**Requirement**
Work out the number of lines below containing the word "available" and give nothing besides it.

_ _ _ _

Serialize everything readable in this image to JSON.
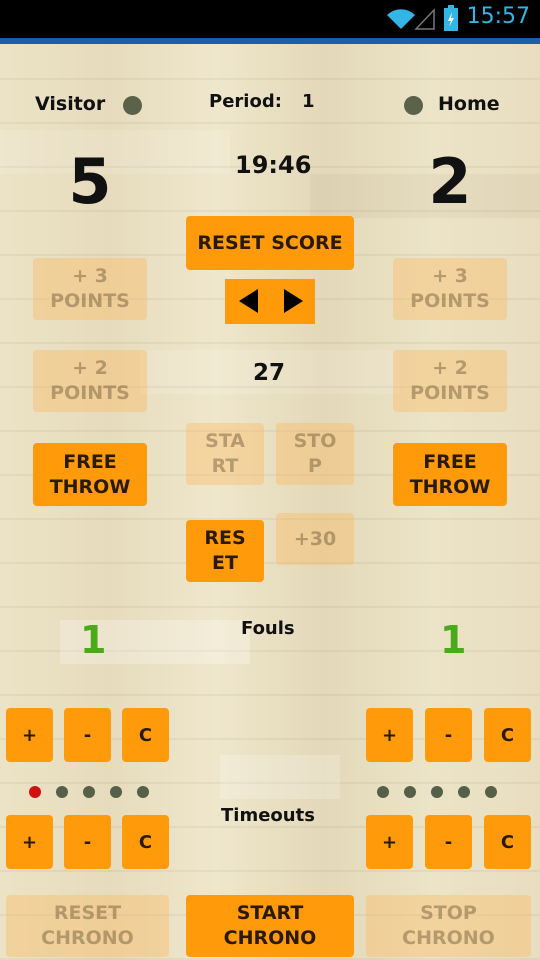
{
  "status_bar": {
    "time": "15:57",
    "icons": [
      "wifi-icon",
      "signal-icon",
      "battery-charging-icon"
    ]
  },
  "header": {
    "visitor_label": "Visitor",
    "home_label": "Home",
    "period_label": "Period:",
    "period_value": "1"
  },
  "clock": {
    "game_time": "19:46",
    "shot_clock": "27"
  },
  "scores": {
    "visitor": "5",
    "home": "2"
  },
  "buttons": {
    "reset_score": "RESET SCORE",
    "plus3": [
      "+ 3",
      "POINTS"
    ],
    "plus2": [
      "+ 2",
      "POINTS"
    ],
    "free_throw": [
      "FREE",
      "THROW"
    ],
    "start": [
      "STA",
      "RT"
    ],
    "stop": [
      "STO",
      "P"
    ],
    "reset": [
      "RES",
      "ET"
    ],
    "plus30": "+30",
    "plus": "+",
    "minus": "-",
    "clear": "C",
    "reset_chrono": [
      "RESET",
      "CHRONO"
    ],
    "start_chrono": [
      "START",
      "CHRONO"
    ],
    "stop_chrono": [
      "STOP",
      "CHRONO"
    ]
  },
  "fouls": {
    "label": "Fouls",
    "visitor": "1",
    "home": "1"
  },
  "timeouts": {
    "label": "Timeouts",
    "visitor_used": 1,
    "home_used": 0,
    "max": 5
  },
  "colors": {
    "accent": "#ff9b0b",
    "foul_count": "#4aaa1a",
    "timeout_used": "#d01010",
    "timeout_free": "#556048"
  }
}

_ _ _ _

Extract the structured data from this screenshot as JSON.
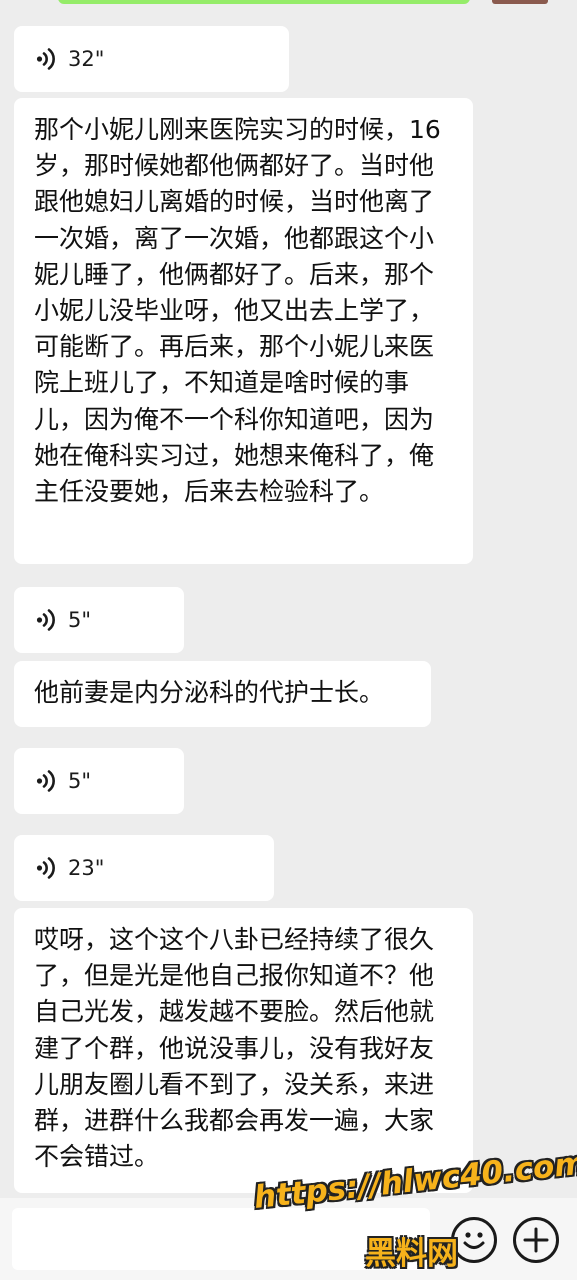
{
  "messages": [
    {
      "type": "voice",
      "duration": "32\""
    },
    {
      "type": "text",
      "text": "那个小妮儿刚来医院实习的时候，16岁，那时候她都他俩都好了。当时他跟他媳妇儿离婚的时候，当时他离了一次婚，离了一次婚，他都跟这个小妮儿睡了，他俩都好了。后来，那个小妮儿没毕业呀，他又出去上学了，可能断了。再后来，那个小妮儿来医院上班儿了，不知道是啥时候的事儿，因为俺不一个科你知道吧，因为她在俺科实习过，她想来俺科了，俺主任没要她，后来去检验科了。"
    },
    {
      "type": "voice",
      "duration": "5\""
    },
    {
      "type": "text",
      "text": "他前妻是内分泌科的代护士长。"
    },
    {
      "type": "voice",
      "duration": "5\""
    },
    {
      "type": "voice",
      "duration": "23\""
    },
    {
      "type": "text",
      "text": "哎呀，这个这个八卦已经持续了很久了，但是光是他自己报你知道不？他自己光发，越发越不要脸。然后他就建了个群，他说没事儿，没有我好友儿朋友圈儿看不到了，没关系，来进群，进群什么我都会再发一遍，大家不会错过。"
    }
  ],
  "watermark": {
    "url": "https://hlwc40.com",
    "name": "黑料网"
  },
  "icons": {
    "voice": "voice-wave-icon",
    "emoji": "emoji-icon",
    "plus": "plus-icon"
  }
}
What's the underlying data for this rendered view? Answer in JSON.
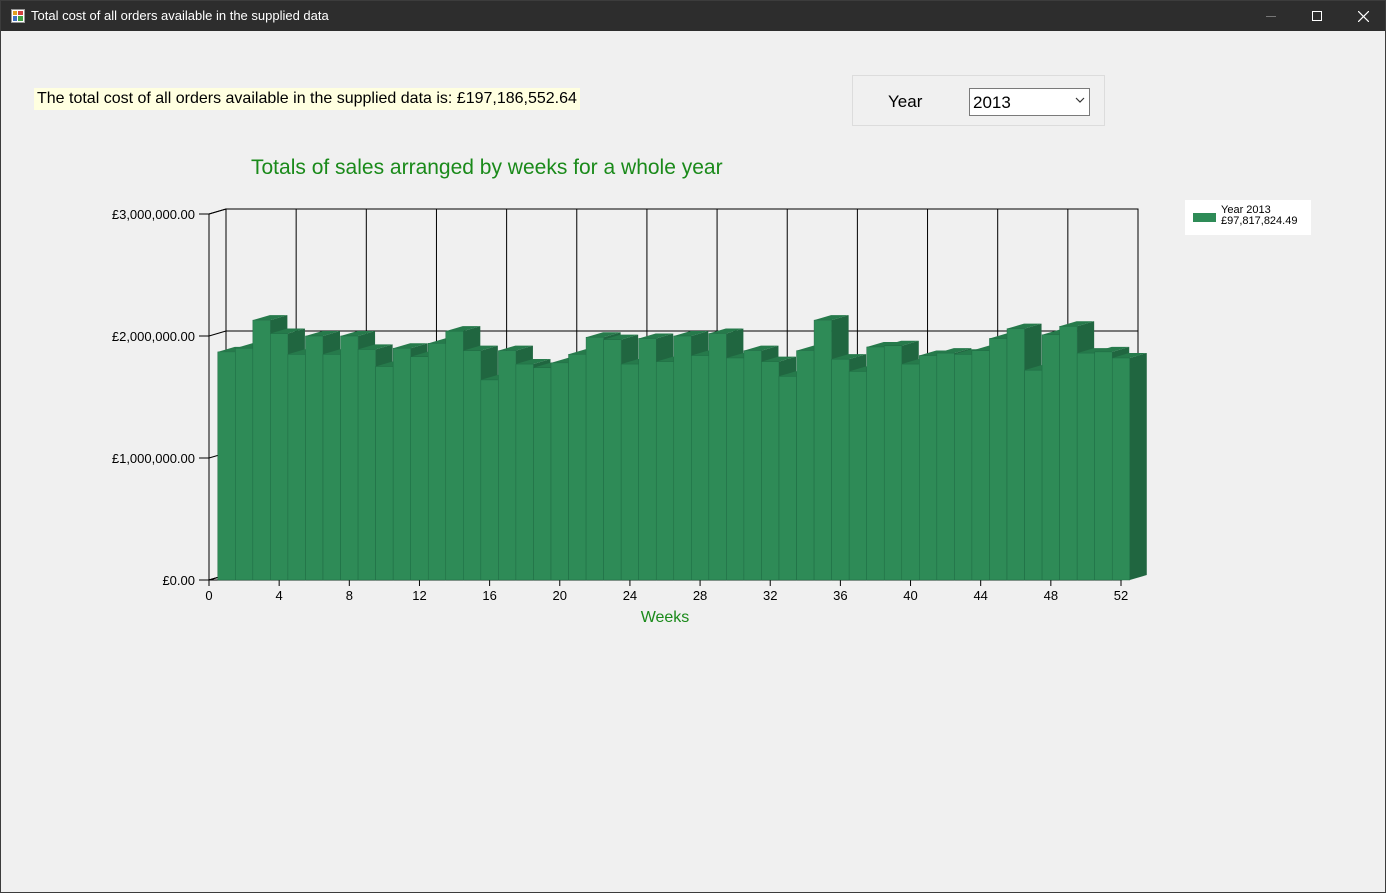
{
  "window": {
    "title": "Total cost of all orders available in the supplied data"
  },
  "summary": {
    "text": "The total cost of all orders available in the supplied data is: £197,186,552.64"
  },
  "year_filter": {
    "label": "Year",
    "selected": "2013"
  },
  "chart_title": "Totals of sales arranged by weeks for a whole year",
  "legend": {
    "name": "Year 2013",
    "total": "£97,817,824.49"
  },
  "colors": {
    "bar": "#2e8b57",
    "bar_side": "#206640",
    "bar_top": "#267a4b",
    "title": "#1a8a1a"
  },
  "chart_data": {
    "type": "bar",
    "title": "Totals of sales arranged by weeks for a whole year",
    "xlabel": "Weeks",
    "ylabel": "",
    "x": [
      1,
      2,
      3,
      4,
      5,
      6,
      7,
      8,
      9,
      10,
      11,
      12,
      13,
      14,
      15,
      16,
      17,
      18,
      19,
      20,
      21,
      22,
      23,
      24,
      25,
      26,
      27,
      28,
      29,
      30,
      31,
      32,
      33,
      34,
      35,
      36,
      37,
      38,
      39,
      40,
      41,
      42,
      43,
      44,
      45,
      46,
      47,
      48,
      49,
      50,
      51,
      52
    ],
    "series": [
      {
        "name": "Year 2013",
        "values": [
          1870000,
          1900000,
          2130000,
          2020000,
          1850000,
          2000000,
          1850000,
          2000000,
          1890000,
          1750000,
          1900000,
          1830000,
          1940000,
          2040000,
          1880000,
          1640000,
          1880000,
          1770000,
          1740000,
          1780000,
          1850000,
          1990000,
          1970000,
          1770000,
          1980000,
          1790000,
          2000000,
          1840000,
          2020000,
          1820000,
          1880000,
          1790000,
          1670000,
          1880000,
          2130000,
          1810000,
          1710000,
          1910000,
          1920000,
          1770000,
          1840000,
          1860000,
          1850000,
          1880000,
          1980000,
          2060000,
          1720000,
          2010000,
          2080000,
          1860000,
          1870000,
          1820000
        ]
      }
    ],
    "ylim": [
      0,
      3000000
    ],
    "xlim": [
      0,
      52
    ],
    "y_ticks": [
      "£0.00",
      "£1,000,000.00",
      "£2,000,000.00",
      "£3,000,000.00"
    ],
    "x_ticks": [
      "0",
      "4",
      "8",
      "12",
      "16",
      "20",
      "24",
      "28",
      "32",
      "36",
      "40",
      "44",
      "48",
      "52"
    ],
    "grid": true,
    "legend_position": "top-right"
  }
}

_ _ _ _

**Response for this exercise**
2